[Opening PROVIDED DATA section]

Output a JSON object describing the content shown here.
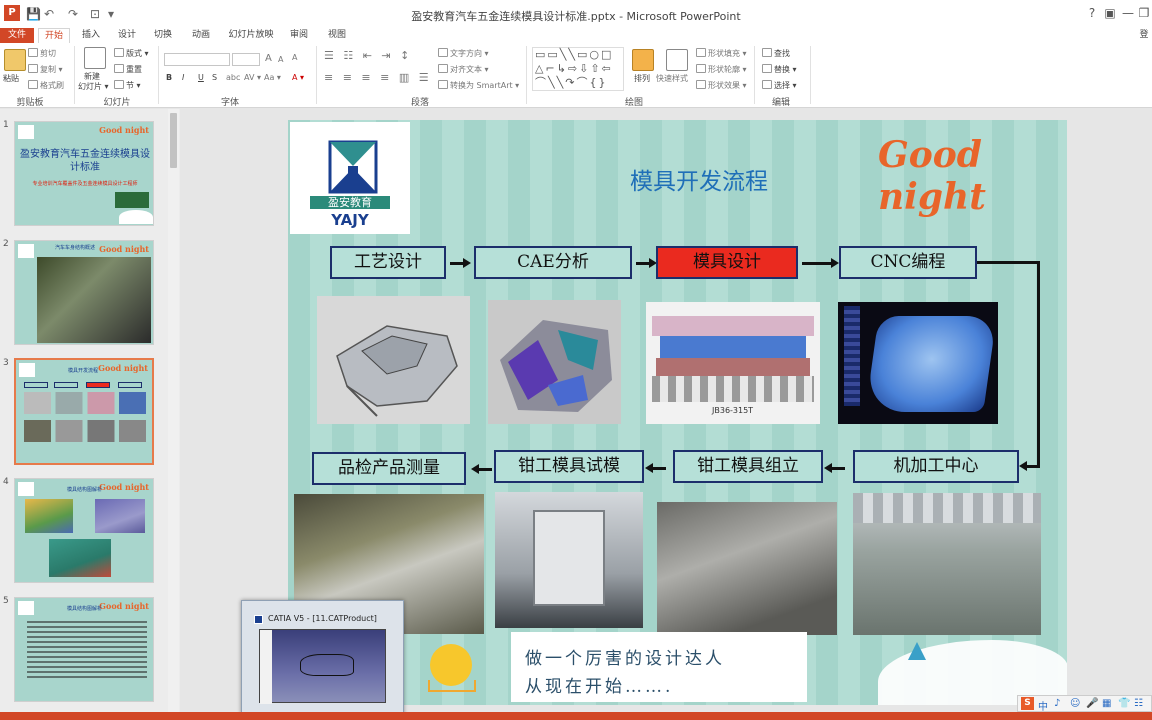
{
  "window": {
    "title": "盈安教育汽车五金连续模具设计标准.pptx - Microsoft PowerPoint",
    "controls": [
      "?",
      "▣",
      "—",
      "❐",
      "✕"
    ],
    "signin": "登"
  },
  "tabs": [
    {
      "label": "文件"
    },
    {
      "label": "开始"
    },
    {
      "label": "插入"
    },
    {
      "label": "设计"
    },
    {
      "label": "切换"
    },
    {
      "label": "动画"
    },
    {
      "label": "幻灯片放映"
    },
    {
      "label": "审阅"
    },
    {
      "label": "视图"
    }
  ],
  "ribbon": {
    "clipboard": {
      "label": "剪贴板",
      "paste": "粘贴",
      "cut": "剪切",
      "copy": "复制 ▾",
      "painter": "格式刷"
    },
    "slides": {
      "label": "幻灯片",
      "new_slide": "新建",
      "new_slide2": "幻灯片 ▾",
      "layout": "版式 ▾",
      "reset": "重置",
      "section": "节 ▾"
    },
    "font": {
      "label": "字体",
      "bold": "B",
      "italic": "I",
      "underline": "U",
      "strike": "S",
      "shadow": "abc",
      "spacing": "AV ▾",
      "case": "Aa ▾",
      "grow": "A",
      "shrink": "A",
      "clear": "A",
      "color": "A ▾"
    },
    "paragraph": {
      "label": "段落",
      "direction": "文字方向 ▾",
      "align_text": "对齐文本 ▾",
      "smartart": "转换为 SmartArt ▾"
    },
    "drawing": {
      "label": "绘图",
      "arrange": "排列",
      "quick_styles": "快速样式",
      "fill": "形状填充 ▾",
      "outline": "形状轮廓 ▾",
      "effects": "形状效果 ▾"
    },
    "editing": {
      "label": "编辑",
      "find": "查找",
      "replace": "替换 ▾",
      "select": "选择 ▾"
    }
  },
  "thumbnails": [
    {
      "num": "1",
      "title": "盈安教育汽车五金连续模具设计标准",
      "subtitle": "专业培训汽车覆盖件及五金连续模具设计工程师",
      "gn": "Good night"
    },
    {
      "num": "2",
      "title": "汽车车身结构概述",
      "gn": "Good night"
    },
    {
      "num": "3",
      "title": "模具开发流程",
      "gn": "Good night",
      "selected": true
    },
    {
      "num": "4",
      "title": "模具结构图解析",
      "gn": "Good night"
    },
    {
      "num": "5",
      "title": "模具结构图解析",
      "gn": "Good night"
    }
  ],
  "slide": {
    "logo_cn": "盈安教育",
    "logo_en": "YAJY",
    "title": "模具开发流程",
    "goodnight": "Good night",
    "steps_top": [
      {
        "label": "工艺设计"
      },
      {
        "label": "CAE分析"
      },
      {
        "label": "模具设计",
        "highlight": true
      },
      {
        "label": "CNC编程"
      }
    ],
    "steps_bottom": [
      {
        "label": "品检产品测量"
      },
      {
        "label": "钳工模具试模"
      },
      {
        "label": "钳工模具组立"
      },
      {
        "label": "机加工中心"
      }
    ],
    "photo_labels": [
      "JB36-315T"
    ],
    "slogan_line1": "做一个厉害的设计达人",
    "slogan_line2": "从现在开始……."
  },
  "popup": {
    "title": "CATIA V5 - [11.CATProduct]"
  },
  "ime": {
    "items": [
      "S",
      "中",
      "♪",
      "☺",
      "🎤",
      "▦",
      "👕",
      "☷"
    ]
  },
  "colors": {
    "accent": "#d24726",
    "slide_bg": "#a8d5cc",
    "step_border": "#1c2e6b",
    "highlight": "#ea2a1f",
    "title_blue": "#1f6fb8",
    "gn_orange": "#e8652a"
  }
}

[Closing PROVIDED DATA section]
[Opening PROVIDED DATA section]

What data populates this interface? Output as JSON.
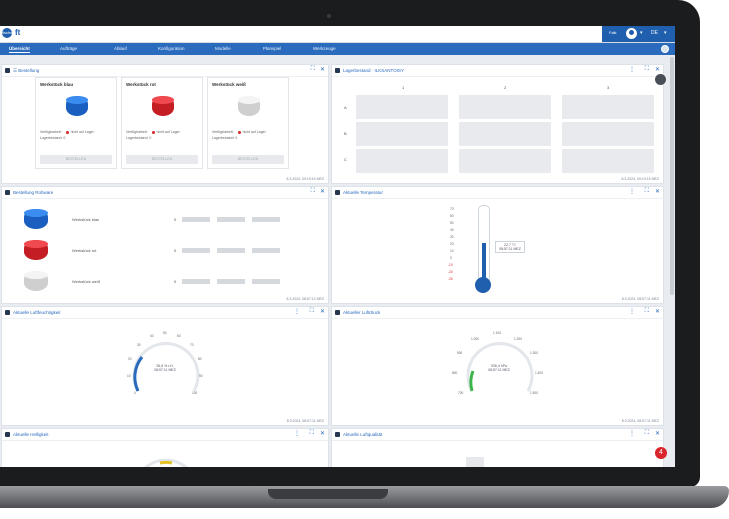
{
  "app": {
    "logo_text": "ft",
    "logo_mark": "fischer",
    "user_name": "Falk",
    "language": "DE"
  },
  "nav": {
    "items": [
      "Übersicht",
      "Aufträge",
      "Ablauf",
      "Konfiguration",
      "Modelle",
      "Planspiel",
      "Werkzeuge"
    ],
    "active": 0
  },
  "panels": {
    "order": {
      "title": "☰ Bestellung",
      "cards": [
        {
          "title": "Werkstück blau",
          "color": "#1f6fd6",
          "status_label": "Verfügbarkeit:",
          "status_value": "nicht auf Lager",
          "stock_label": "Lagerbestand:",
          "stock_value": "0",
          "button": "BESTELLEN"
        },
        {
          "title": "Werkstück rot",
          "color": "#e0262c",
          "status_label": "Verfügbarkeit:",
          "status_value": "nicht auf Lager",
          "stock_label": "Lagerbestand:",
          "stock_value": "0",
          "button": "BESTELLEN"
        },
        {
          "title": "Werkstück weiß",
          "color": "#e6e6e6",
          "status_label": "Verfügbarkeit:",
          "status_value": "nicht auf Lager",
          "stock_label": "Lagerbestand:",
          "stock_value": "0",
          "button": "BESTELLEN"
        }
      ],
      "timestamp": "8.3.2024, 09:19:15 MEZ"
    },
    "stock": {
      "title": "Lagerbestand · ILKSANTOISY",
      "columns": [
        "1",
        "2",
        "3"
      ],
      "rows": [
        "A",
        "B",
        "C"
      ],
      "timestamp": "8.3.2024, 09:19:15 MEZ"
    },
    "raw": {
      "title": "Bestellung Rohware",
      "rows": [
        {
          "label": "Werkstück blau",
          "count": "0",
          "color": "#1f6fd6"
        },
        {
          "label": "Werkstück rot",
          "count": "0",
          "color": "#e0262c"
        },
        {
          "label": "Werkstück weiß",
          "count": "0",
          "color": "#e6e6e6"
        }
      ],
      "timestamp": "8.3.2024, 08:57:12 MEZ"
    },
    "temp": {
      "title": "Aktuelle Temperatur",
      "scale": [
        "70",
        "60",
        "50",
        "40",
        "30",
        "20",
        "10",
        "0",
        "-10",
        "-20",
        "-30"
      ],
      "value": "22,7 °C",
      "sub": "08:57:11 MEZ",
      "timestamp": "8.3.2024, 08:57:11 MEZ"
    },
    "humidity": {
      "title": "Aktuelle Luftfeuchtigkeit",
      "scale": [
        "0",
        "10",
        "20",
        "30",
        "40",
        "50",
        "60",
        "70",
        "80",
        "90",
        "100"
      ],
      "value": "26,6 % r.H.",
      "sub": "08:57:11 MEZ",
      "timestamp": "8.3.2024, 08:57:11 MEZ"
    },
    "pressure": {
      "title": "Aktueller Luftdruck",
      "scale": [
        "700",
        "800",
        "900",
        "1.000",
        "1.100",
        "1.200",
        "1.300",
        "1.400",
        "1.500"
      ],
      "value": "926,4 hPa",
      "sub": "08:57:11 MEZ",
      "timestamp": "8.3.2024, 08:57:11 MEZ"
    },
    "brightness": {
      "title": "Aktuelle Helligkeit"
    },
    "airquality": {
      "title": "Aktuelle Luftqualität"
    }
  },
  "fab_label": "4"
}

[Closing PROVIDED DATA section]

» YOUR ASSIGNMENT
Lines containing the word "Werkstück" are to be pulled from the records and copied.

» RESPONSE BOX
          "title": "Werkstück blau",
          "title": "Werkstück rot",
          "title": "Werkstück weiß",
          "label": "Werkstück blau",
          "label": "Werkstück rot",
          "label": "Werkstück weiß",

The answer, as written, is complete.